WHAT NEEDS TO BE DONE: Copy, from the listing, every line in which the string "with" is present.
============================================================
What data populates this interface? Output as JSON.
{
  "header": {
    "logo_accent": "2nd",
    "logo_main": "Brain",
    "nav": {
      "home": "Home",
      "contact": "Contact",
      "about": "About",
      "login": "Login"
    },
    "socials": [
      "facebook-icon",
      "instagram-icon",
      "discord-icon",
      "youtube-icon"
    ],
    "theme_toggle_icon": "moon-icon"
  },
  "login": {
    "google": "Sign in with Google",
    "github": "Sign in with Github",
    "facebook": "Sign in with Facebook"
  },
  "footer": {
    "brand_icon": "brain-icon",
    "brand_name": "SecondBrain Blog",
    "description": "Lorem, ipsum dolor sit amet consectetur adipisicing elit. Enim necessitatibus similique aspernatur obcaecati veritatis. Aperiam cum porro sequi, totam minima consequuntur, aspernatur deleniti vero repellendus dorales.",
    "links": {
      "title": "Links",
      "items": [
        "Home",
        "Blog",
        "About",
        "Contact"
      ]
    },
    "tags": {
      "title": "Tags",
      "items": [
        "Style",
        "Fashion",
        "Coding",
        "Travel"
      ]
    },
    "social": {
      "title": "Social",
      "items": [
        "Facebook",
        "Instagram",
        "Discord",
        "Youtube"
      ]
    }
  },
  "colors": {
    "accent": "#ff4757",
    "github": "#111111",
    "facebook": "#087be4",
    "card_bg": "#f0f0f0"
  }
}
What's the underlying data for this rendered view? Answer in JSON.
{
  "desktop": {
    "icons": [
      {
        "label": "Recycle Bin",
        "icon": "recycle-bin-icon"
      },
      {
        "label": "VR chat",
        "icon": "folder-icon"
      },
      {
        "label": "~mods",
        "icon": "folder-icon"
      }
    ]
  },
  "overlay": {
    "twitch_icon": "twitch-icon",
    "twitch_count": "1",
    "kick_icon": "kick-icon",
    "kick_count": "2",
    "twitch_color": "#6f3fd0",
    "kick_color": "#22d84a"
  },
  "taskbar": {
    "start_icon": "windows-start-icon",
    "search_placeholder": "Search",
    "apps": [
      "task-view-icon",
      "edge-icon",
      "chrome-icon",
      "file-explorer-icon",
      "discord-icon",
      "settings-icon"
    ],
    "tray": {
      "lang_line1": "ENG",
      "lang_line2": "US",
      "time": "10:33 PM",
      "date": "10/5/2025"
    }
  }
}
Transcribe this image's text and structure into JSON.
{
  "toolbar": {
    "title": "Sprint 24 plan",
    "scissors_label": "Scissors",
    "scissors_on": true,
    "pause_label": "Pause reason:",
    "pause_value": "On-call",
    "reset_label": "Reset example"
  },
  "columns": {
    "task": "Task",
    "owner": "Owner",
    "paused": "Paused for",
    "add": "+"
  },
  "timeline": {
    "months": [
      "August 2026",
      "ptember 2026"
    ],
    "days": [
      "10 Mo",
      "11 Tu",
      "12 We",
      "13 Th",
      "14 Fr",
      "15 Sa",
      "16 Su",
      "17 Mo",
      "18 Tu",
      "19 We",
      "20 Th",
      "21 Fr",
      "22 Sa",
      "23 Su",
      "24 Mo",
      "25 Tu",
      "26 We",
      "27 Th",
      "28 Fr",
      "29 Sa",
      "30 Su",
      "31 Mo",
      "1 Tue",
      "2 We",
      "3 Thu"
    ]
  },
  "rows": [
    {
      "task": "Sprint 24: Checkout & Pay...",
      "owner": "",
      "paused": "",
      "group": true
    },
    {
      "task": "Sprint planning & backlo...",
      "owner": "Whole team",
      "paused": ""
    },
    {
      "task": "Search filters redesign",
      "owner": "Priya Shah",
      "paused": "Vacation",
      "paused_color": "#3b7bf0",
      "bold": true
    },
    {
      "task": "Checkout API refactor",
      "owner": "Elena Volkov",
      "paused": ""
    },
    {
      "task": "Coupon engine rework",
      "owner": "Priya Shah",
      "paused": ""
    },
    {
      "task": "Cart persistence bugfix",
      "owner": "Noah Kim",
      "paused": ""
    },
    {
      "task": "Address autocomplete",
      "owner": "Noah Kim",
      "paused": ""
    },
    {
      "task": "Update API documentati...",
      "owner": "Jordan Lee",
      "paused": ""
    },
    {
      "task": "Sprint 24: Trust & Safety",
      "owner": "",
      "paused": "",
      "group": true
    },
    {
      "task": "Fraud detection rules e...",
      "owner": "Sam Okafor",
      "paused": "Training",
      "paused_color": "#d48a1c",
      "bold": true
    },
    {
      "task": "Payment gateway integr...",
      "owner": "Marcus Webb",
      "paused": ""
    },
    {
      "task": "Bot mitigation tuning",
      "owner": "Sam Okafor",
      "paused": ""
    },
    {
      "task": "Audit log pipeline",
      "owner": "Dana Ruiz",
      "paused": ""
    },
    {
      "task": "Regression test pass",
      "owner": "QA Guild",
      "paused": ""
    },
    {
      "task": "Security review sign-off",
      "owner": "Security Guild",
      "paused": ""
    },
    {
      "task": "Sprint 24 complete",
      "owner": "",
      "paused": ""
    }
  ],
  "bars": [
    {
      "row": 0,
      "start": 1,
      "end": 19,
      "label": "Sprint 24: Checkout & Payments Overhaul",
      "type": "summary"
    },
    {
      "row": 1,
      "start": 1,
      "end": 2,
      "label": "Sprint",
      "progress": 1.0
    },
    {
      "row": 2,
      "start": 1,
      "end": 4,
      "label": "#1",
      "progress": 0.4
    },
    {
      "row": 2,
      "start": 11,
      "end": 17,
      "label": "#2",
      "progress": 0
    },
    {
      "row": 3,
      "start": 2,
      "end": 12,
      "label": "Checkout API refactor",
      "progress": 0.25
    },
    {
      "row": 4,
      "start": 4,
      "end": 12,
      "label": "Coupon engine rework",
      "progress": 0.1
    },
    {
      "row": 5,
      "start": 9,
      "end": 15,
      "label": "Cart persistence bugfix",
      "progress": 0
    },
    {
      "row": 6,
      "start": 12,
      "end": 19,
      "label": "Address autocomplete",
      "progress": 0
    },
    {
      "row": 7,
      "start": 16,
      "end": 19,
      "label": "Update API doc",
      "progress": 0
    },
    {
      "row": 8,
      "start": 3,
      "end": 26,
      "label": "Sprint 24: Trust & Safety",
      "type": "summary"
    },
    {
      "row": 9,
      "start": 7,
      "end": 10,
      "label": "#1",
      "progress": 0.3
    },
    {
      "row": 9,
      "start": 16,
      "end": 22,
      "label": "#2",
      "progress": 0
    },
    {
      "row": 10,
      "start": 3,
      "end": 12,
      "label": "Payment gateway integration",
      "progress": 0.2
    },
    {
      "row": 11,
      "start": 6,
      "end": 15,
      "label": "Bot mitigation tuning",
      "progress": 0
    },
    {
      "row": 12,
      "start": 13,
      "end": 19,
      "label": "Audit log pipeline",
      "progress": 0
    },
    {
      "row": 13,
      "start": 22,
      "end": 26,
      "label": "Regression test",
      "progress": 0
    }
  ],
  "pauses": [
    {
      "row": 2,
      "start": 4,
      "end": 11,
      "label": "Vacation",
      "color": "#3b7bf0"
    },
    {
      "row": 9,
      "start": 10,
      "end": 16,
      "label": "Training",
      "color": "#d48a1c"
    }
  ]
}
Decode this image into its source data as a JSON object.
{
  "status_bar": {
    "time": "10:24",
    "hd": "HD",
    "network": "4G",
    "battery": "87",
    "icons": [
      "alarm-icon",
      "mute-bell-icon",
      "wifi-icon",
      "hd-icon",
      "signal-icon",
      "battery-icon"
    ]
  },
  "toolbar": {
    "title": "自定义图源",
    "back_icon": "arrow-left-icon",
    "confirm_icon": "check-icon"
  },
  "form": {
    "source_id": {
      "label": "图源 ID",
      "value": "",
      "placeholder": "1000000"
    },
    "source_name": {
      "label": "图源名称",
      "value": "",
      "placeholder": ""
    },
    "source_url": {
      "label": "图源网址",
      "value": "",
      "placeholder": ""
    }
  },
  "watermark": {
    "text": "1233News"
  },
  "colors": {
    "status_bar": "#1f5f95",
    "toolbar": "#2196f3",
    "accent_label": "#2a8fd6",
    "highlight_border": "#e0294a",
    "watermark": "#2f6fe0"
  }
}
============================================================
TASK SOLUTION:
    "google": "Sign in with Google",
    "github": "Sign in with Github",
    "facebook": "Sign in with Facebook"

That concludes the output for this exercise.